▸ DATA FOR ANALYSIS:
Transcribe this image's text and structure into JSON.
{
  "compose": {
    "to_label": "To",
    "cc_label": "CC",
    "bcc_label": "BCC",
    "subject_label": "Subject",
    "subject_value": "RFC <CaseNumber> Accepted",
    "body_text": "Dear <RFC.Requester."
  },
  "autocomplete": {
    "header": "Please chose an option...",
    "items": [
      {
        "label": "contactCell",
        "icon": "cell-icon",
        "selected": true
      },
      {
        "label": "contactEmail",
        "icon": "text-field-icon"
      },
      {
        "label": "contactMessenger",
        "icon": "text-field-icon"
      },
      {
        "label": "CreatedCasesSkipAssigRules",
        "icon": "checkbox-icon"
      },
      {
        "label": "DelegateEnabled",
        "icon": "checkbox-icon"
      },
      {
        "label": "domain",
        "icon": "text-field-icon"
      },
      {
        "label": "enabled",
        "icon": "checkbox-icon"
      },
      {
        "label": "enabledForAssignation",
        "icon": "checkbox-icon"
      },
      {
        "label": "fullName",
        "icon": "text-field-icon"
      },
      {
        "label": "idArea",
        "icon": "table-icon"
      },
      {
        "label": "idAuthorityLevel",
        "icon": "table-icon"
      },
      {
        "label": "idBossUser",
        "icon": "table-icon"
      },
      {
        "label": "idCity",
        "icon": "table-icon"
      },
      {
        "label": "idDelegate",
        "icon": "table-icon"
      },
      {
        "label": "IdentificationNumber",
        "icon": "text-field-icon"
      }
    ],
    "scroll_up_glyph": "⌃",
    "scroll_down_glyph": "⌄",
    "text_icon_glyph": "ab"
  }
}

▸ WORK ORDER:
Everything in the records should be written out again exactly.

▸ SOLUTION:
Transcribe this image's text and structure into JSON.
{
  "compose": {
    "to_label": "To",
    "cc_label": "CC",
    "bcc_label": "BCC",
    "subject_label": "Subject",
    "subject_value": "RFC <CaseNumber> Accepted",
    "body_text": "Dear <RFC.Requester."
  },
  "autocomplete": {
    "header": "Please chose an option...",
    "items": [
      {
        "label": "contactCell",
        "icon": "cell-icon",
        "selected": true
      },
      {
        "label": "contactEmail",
        "icon": "text-field-icon"
      },
      {
        "label": "contactMessenger",
        "icon": "text-field-icon"
      },
      {
        "label": "CreatedCasesSkipAssigRules",
        "icon": "checkbox-icon"
      },
      {
        "label": "DelegateEnabled",
        "icon": "checkbox-icon"
      },
      {
        "label": "domain",
        "icon": "text-field-icon"
      },
      {
        "label": "enabled",
        "icon": "checkbox-icon"
      },
      {
        "label": "enabledForAssignation",
        "icon": "checkbox-icon"
      },
      {
        "label": "fullName",
        "icon": "text-field-icon"
      },
      {
        "label": "idArea",
        "icon": "table-icon"
      },
      {
        "label": "idAuthorityLevel",
        "icon": "table-icon"
      },
      {
        "label": "idBossUser",
        "icon": "table-icon"
      },
      {
        "label": "idCity",
        "icon": "table-icon"
      },
      {
        "label": "idDelegate",
        "icon": "table-icon"
      },
      {
        "label": "IdentificationNumber",
        "icon": "text-field-icon"
      }
    ],
    "scroll_up_glyph": "⌃",
    "scroll_down_glyph": "⌄",
    "text_icon_glyph": "ab"
  }
}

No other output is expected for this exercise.